Collected data entries:

═══

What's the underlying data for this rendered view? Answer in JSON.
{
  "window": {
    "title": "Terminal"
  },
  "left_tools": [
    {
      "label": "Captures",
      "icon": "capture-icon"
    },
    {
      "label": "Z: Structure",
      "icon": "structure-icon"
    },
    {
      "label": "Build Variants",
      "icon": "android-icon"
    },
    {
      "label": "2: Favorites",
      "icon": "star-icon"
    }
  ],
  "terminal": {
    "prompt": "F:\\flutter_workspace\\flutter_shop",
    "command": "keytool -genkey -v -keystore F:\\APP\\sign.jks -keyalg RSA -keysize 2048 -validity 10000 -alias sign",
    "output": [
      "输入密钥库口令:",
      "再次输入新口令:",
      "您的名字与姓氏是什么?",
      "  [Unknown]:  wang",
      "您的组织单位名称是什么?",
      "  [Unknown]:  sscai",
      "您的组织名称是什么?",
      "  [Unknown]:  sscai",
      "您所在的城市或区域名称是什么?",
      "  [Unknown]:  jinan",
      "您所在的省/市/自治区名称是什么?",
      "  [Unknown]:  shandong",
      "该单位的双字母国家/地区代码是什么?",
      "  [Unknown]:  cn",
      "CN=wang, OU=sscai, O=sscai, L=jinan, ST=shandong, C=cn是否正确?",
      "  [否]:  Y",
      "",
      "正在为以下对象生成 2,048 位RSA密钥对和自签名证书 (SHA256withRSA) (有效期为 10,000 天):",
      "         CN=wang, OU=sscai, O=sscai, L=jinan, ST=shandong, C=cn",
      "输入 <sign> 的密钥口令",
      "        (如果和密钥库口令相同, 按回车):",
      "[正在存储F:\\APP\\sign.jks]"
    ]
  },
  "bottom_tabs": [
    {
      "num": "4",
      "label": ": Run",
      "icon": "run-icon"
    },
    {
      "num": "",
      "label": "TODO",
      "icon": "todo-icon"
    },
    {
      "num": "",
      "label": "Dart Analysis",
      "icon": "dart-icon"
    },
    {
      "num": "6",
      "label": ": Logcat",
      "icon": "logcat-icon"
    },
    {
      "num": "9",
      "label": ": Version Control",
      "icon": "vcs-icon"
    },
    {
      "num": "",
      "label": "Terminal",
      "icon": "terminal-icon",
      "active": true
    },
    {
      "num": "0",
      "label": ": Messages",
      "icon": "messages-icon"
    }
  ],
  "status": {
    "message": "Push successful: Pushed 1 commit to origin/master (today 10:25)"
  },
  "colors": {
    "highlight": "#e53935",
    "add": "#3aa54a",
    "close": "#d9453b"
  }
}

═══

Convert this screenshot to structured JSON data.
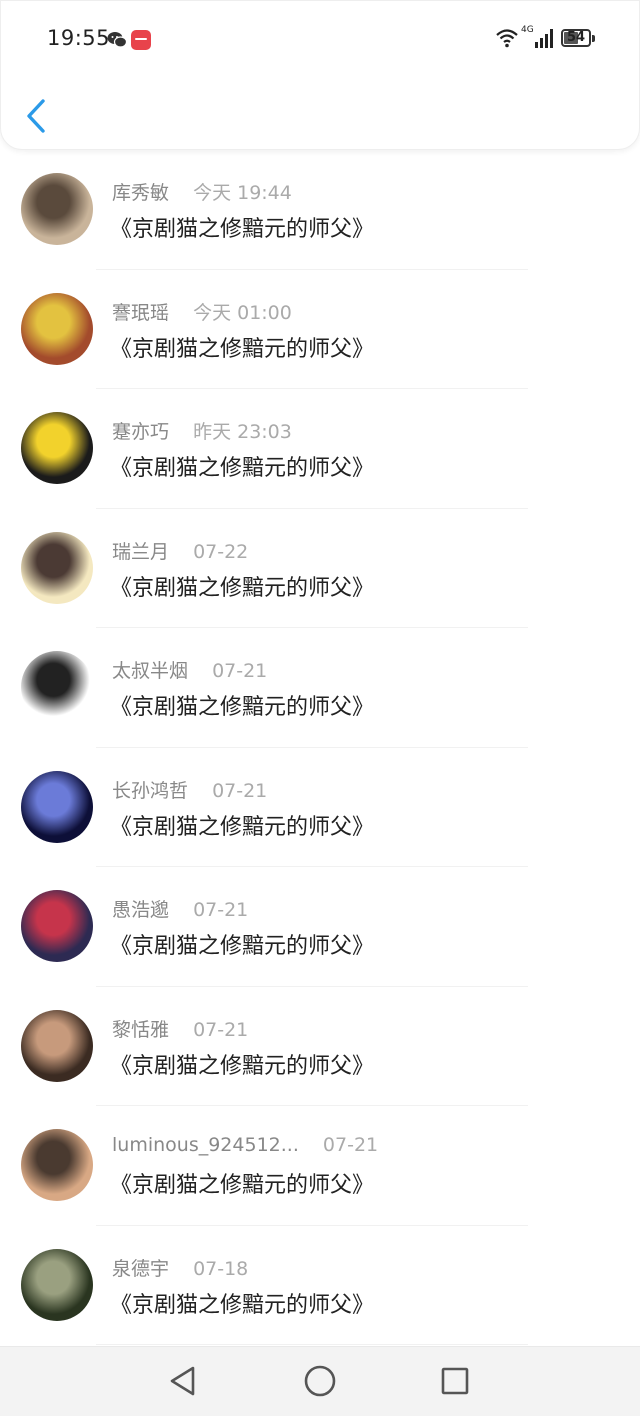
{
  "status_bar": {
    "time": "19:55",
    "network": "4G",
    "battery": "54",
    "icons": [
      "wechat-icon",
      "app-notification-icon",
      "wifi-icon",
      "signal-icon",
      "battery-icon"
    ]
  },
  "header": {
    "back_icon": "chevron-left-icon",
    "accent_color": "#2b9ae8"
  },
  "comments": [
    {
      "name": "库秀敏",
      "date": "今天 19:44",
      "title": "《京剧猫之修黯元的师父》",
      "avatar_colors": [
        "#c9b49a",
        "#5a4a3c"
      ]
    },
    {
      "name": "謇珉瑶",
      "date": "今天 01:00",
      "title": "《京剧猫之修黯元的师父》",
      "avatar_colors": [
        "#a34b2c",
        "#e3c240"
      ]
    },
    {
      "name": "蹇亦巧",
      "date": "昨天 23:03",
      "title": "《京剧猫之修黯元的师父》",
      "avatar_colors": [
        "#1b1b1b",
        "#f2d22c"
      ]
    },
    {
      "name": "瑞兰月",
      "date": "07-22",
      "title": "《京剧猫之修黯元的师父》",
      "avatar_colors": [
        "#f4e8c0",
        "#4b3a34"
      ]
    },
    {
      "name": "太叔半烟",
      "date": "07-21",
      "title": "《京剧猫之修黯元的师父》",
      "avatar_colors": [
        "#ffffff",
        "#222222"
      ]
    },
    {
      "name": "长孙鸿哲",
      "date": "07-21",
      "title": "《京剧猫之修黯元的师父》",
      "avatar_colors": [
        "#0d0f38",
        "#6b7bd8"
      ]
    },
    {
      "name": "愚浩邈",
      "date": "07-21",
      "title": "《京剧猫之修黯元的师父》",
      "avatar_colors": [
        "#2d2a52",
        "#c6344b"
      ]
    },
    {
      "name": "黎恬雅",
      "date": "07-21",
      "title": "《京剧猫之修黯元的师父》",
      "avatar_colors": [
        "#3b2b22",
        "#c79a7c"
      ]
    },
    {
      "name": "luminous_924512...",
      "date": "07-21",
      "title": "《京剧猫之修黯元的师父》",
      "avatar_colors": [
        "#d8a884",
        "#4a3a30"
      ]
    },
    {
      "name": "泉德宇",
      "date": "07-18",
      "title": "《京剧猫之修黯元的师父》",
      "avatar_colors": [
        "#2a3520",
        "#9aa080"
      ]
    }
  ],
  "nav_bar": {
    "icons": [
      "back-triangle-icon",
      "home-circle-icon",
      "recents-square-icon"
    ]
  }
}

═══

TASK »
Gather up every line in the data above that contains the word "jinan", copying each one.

ANSWER TO THIS EXERCISE »
      "  [Unknown]:  jinan",
      "CN=wang, OU=sscai, O=sscai, L=jinan, ST=shandong, C=cn是否正确?",
      "         CN=wang, OU=sscai, O=sscai, L=jinan, ST=shandong, C=cn",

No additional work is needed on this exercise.